Regimbal's demand for excellence has resulted in hundreds of national and international collectors including the University of Montana Foundation, which has the complete collection of his works and the Rocky Mountain Elk Foundation. The artist has received the George Phippen Award, and Southern Nevada Communications uses his bronzes for logos in their advertisements. It is Regimbal's desire that his sculptures will stand the test of time and keep alive a part of our romantic American history for many generations to come. (Source: May Gallery)
Creating the James Regimbal Bronze: I asked James, what goes into making one of his bronze sculptures. He replied as follows:
"It's bronze, silver and gold their finding at the bottom of the ocean, most all other metals corrode away in salt water. Bronze and the lost wax process hasn't changed much over the ages, the principles are the same, bronze is still the artist choice. With time and effort, artists finish their work. Master molds are made of the original sculpture. Complicated subjects could be made up of dozens of molds. Today most molds are made out of a RTV or silicone rubber, instead of plaster. Once the molds are made there ready for the lost wax process."

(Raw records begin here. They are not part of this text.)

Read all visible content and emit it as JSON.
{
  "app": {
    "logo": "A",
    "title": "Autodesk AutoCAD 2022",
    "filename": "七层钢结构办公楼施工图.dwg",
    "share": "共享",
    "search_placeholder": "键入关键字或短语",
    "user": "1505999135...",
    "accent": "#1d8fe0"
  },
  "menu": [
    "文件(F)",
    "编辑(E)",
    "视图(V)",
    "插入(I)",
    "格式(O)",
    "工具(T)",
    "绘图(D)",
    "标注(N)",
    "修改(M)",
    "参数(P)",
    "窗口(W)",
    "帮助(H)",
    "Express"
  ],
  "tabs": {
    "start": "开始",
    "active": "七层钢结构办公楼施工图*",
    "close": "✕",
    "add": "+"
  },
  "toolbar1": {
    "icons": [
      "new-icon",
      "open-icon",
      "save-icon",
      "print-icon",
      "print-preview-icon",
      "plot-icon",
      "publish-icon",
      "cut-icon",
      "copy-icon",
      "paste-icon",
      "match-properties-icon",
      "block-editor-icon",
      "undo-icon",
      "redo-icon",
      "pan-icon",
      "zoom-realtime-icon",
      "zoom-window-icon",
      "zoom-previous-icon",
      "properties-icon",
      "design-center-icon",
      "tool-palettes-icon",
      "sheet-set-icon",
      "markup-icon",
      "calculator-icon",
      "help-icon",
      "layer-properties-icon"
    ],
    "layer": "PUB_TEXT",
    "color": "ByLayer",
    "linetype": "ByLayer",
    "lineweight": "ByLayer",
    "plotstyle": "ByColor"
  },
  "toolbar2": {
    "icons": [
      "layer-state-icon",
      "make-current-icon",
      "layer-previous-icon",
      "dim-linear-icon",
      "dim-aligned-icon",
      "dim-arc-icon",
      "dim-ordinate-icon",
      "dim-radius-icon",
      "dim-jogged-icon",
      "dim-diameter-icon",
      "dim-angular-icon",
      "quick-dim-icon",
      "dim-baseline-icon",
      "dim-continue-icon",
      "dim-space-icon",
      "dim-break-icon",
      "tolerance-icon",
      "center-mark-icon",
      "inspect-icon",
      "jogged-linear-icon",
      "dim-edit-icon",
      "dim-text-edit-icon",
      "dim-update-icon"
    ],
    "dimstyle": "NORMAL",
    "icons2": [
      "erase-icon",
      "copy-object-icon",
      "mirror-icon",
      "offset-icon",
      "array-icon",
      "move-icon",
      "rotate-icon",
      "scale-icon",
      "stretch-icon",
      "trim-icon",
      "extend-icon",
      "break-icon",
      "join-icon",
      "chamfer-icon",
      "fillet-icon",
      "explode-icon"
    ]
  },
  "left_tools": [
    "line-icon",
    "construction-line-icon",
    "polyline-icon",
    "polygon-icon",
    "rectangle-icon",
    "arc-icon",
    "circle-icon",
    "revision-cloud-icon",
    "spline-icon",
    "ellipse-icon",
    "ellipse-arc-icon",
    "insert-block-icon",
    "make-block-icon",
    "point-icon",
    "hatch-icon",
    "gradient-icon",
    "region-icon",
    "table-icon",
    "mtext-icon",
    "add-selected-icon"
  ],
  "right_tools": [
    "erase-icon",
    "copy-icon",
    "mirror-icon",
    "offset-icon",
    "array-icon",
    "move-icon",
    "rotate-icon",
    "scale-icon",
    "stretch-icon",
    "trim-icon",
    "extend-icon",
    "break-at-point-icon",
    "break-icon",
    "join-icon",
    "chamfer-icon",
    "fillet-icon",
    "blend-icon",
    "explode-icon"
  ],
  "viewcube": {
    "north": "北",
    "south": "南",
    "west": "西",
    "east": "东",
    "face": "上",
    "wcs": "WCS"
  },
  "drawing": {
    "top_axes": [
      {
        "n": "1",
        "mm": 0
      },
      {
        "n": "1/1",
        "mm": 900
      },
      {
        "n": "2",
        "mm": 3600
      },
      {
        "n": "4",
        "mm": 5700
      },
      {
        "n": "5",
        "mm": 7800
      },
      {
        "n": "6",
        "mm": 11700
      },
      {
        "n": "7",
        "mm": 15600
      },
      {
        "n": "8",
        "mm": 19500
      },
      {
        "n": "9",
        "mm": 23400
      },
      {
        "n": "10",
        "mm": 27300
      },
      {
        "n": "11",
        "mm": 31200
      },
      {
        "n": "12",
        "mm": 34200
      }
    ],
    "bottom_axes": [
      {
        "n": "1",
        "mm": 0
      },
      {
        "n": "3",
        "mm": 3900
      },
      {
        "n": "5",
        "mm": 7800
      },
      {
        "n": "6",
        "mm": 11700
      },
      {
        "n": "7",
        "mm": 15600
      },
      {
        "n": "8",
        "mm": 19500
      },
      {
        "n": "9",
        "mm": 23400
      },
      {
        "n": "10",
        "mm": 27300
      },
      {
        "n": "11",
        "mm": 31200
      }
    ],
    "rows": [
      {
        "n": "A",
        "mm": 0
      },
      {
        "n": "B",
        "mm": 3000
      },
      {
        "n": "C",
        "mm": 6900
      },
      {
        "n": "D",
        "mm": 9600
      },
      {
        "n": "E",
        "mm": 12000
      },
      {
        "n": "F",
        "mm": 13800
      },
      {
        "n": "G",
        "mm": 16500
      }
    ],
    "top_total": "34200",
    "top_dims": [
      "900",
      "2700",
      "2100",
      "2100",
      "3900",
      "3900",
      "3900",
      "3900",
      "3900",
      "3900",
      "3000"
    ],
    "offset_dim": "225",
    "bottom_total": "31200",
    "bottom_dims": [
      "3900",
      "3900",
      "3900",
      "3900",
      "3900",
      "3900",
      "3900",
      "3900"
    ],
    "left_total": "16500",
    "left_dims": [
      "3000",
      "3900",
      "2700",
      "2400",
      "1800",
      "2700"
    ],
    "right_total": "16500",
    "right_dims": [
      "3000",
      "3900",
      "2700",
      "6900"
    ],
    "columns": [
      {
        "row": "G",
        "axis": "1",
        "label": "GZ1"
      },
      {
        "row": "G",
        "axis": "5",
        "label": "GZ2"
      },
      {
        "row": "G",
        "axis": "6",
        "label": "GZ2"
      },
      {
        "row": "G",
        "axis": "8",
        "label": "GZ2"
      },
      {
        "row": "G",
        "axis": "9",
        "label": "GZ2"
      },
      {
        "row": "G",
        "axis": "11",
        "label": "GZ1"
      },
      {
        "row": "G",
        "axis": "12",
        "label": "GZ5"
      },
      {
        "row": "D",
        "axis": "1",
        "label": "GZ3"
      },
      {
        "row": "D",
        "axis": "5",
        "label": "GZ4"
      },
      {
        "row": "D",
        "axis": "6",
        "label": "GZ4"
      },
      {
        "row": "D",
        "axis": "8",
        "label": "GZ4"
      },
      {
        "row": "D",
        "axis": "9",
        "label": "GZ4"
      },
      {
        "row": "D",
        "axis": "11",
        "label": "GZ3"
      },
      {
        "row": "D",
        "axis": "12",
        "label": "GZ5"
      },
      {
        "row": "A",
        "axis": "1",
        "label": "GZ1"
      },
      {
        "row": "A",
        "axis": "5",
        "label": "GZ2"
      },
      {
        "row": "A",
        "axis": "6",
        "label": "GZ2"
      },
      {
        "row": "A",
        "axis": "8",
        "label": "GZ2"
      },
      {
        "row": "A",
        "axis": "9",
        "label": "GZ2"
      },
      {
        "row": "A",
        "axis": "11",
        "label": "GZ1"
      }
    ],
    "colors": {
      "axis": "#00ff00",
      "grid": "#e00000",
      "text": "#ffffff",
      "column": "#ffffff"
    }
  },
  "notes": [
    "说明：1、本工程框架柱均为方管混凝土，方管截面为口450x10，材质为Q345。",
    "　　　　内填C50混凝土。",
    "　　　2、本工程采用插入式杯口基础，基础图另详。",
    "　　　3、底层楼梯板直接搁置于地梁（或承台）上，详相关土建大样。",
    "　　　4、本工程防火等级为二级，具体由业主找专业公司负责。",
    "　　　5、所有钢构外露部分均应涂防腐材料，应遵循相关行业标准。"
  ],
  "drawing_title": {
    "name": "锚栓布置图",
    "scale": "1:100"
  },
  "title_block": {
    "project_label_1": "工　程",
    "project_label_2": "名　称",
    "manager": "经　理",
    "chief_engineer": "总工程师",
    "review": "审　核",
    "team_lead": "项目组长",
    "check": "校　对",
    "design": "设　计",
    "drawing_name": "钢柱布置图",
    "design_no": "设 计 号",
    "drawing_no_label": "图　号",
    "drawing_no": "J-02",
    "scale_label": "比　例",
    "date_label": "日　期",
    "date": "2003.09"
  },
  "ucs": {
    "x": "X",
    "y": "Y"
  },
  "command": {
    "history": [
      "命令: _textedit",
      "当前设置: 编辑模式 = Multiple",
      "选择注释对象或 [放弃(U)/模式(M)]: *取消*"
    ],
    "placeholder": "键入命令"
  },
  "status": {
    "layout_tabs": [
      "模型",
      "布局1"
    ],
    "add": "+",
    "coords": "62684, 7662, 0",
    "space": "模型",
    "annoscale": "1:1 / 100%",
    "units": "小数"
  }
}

"The molds are filled with hot wax and poured out several times to build up a hallow layer of wax in each mold, some molds are poured with solid wax, "small pieces''. When the wax is cooled enough the mold is removed and the wax sculpture appears. The wax will have vents and sprews attached added for molten metal to flow through. The wax sculpture will then be dipped in the investment material made up of a high temperature plaster type silica sand mix, it holds up under white hot temperatures, many layers are coated and built up around the wax sculpture. When cured the piece with the investment around it is put into a high temperature oven, heated white hot and the wax is melted or burnt out," the lost wax". With the wax gone the inverted impression is left in the investment. "
"James Regimbal bronzes are made out of Evedure virgin bronze, finer unused metal. The bronze ingets are melted at 1800 to 2000 degrees and poured into each investment, When cooled the investment is broken away. The bronze pieces of the sculpture are now cleaned up, sprews and vents removed, much metal chasing, grinding and cutting is done before the final assemblage, some Regimbal sculptures have over forty five castings making them up. To complete the sculpture, all pieces are welded together, silver soldering is also used. All welds are ground and sculpted to match the artist original textures. The bronze is then sand blasted or glass beaded, its now ready for the color or patina. The patina is a acid, chemically induced on to the surface with torched heat to penetrate the surface of the bronze. Colors are up to the artist. After patina, the bronze is lacquered or hot wax is melted on to the surface, closing up the pours of the bronze. It is then put on its base and is ready to enter gallery's and homes of the collectors of the world."
You can find more of James’ work at https://www.etsy.com/…/sho…/CulturalPatina/sections/16131018